Leopards, white-tigers, phoenixes, fauns, gryphons, unicorns and centaurs lunge across a battle field to clash with ogres, wolves, goblins, rhinos and evil dwarves. The good side is led by Peter with his sword, helped out by Edmund, standing on the lookout above a cliff. The evil side has the magnificent white queen, always looking like a vision in swirling furs.
Like a cascading waterfall, the war only builds up, from one triumph to another, giving you goose-pimples that get progressively bigger. There are resurrections, miraculous healings, and shows of fabulous strength in lightning-charged clashes of swords.
The war is indeed the revelation of Narnia, the orgasm at the end of elongated foreplay. Perhaps it is just this sequence that with its own sheer brawn, carries Narnia to the plane of cult movies.
The four children, the future kings and queens of Narnia, are adorable, and do a great job of playing valiant. The youngest of the lot, Georgie Henley, obviously get the most pats on her back. She is sweet, and surprisingly sensitive in her portrayal of various emotions.
Along their way to the white witch, there are beavers, foxes and trees. All of them, when they do appear after long commas and breaks, are humorous at the best till the climax. Aslan the lion, as the head that wears the crown, displays a piquing combination of strength, righteousness and, therefore, self-imposed vulnerability. Liam Neeson's quietly echoing voice does a great job of evoking a feeling of inspiration.
Narnia on the whole seems like a diminutive version of an LOTR. Probably simply because it is a children's movie. It is short, at 2 hours, and has a straightforward story. The dark, the gross and the grody, stay strapped away by frequent little triumphs. A good, hearty, victory is never more than a few minutes away.

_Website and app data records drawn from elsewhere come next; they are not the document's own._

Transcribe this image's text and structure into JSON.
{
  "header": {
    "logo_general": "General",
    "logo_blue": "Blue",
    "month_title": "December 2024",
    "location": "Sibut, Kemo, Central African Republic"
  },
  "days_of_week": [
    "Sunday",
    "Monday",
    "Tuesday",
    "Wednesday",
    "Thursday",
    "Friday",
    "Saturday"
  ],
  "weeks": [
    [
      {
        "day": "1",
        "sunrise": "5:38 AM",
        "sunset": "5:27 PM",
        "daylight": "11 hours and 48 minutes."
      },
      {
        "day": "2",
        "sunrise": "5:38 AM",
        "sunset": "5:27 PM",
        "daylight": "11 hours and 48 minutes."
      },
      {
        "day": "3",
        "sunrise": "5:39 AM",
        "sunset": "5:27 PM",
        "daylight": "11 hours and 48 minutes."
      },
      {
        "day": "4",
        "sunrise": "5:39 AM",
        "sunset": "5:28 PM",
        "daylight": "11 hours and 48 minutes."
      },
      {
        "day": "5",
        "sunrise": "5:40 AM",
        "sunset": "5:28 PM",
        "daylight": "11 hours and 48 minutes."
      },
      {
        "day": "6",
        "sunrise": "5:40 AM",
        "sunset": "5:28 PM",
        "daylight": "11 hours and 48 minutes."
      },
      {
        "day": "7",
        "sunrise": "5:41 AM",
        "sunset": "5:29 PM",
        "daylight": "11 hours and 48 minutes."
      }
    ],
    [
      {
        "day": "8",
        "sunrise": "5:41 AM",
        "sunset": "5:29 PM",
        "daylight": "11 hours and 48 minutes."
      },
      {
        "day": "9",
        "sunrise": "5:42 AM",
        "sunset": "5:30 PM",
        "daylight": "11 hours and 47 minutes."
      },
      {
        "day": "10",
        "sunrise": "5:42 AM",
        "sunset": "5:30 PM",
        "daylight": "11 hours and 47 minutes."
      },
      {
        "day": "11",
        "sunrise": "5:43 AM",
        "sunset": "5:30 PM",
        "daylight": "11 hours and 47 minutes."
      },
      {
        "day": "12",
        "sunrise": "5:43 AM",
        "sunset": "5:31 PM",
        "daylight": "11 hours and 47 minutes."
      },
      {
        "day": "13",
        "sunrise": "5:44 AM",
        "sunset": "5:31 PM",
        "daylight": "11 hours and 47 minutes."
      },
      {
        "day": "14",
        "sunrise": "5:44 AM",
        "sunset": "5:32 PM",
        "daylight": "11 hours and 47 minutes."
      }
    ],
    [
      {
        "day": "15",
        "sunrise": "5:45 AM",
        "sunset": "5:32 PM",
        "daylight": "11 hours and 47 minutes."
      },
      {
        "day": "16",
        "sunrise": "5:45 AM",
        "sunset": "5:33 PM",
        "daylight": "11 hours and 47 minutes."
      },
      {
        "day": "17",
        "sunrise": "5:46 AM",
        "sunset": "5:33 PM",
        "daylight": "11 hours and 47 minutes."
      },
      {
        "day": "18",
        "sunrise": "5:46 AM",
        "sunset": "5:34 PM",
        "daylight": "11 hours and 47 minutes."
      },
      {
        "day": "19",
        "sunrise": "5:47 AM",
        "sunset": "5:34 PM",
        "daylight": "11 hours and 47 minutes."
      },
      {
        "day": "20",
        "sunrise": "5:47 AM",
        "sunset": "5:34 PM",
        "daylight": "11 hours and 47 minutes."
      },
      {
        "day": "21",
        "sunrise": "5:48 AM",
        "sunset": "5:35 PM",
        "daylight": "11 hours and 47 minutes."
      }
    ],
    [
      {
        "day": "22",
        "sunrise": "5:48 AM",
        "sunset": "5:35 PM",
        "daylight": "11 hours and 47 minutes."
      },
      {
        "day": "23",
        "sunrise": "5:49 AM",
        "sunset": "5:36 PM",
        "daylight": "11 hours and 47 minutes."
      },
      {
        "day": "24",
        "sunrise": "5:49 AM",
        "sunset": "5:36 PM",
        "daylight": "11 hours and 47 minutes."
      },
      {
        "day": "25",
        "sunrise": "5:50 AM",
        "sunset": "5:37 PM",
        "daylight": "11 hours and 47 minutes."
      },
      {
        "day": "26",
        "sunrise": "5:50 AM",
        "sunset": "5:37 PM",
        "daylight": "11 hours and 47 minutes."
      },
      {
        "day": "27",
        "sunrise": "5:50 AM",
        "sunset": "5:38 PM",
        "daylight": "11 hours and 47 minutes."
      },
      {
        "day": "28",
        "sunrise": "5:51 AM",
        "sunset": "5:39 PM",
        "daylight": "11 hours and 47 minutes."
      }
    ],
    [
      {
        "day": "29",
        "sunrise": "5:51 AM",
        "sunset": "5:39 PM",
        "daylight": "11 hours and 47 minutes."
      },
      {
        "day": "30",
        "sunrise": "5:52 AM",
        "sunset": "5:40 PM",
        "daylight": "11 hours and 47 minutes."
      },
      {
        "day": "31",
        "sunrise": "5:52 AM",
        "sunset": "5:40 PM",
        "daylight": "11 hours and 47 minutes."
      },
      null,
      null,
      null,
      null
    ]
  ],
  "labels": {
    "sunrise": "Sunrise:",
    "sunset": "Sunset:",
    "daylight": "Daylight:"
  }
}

Send your kids to Narnia as surely as you would buy them a set of beyblades. Looks like this one is going to get at least half as much of a following as Potter, and so the peer pressure will be commensurate. As for yourself, well, if you are big on fantasy, this just might be fun. Maybe delayedly, but it does ultimately let you ride that mind-stirring wave of fantasy.